**Activity:** Output each record exactly, excluding pictures.

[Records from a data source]

┌──

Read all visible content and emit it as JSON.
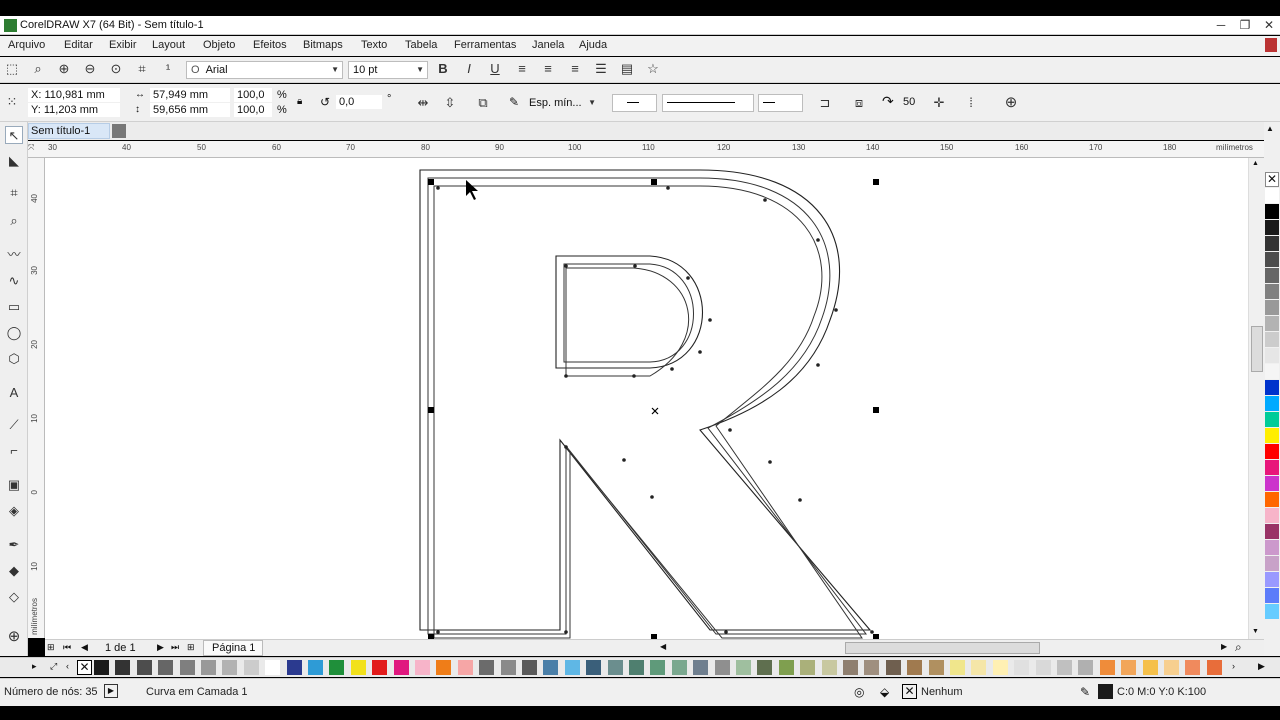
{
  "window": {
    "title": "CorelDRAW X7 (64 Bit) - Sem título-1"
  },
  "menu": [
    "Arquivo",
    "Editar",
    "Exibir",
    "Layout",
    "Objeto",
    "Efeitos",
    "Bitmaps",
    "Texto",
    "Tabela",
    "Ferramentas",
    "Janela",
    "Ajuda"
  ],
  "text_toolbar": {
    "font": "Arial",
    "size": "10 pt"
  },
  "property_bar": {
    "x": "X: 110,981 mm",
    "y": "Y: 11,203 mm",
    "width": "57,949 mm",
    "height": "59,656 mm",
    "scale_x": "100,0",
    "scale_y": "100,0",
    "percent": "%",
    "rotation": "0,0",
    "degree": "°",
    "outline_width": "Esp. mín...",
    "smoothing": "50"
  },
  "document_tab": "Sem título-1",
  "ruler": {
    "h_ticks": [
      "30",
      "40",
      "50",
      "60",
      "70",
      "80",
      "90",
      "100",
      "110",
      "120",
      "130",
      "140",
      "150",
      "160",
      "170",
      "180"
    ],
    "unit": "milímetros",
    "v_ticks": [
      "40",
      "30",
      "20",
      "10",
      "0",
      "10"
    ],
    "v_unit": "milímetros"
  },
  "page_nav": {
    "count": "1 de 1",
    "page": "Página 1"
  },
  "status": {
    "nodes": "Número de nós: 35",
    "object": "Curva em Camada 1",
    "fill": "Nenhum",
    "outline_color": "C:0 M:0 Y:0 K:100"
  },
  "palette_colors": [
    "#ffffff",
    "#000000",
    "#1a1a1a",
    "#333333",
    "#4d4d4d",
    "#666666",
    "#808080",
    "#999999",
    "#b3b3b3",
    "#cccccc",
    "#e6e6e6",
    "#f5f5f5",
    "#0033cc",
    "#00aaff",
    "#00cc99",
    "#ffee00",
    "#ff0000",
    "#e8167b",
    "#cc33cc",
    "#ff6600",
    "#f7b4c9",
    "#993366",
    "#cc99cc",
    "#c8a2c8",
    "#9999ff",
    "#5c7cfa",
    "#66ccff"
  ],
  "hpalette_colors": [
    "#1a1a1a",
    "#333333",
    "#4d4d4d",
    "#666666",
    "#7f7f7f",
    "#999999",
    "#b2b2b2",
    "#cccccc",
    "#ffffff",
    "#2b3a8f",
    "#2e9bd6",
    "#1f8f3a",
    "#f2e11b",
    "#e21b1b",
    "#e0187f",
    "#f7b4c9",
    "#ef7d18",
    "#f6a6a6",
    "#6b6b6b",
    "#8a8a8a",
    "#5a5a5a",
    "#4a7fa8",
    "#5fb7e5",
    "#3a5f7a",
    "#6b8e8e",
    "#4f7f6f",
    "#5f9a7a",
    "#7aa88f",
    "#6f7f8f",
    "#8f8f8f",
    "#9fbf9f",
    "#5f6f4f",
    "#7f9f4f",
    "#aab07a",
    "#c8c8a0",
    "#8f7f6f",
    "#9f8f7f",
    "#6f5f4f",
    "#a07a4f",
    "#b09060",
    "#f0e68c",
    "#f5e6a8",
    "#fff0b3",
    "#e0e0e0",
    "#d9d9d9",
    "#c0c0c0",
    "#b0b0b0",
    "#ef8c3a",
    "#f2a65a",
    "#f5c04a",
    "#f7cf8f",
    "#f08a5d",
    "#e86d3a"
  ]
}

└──

**Response to the task:**
Read all visible content and emit it as JSON.
{
  "window": {
    "title": "CorelDRAW X7 (64 Bit) - Sem título-1"
  },
  "menu": [
    "Arquivo",
    "Editar",
    "Exibir",
    "Layout",
    "Objeto",
    "Efeitos",
    "Bitmaps",
    "Texto",
    "Tabela",
    "Ferramentas",
    "Janela",
    "Ajuda"
  ],
  "text_toolbar": {
    "font": "Arial",
    "size": "10 pt"
  },
  "property_bar": {
    "x": "X: 110,981 mm",
    "y": "Y: 11,203 mm",
    "width": "57,949 mm",
    "height": "59,656 mm",
    "scale_x": "100,0",
    "scale_y": "100,0",
    "percent": "%",
    "rotation": "0,0",
    "degree": "°",
    "outline_width": "Esp. mín...",
    "smoothing": "50"
  },
  "document_tab": "Sem título-1",
  "ruler": {
    "h_ticks": [
      "30",
      "40",
      "50",
      "60",
      "70",
      "80",
      "90",
      "100",
      "110",
      "120",
      "130",
      "140",
      "150",
      "160",
      "170",
      "180"
    ],
    "unit": "milímetros",
    "v_ticks": [
      "40",
      "30",
      "20",
      "10",
      "0",
      "10"
    ],
    "v_unit": "milímetros"
  },
  "page_nav": {
    "count": "1 de 1",
    "page": "Página 1"
  },
  "status": {
    "nodes": "Número de nós: 35",
    "object": "Curva em Camada 1",
    "fill": "Nenhum",
    "outline_color": "C:0 M:0 Y:0 K:100"
  },
  "palette_colors": [
    "#ffffff",
    "#000000",
    "#1a1a1a",
    "#333333",
    "#4d4d4d",
    "#666666",
    "#808080",
    "#999999",
    "#b3b3b3",
    "#cccccc",
    "#e6e6e6",
    "#f5f5f5",
    "#0033cc",
    "#00aaff",
    "#00cc99",
    "#ffee00",
    "#ff0000",
    "#e8167b",
    "#cc33cc",
    "#ff6600",
    "#f7b4c9",
    "#993366",
    "#cc99cc",
    "#c8a2c8",
    "#9999ff",
    "#5c7cfa",
    "#66ccff"
  ],
  "hpalette_colors": [
    "#1a1a1a",
    "#333333",
    "#4d4d4d",
    "#666666",
    "#7f7f7f",
    "#999999",
    "#b2b2b2",
    "#cccccc",
    "#ffffff",
    "#2b3a8f",
    "#2e9bd6",
    "#1f8f3a",
    "#f2e11b",
    "#e21b1b",
    "#e0187f",
    "#f7b4c9",
    "#ef7d18",
    "#f6a6a6",
    "#6b6b6b",
    "#8a8a8a",
    "#5a5a5a",
    "#4a7fa8",
    "#5fb7e5",
    "#3a5f7a",
    "#6b8e8e",
    "#4f7f6f",
    "#5f9a7a",
    "#7aa88f",
    "#6f7f8f",
    "#8f8f8f",
    "#9fbf9f",
    "#5f6f4f",
    "#7f9f4f",
    "#aab07a",
    "#c8c8a0",
    "#8f7f6f",
    "#9f8f7f",
    "#6f5f4f",
    "#a07a4f",
    "#b09060",
    "#f0e68c",
    "#f5e6a8",
    "#fff0b3",
    "#e0e0e0",
    "#d9d9d9",
    "#c0c0c0",
    "#b0b0b0",
    "#ef8c3a",
    "#f2a65a",
    "#f5c04a",
    "#f7cf8f",
    "#f08a5d",
    "#e86d3a"
  ]
}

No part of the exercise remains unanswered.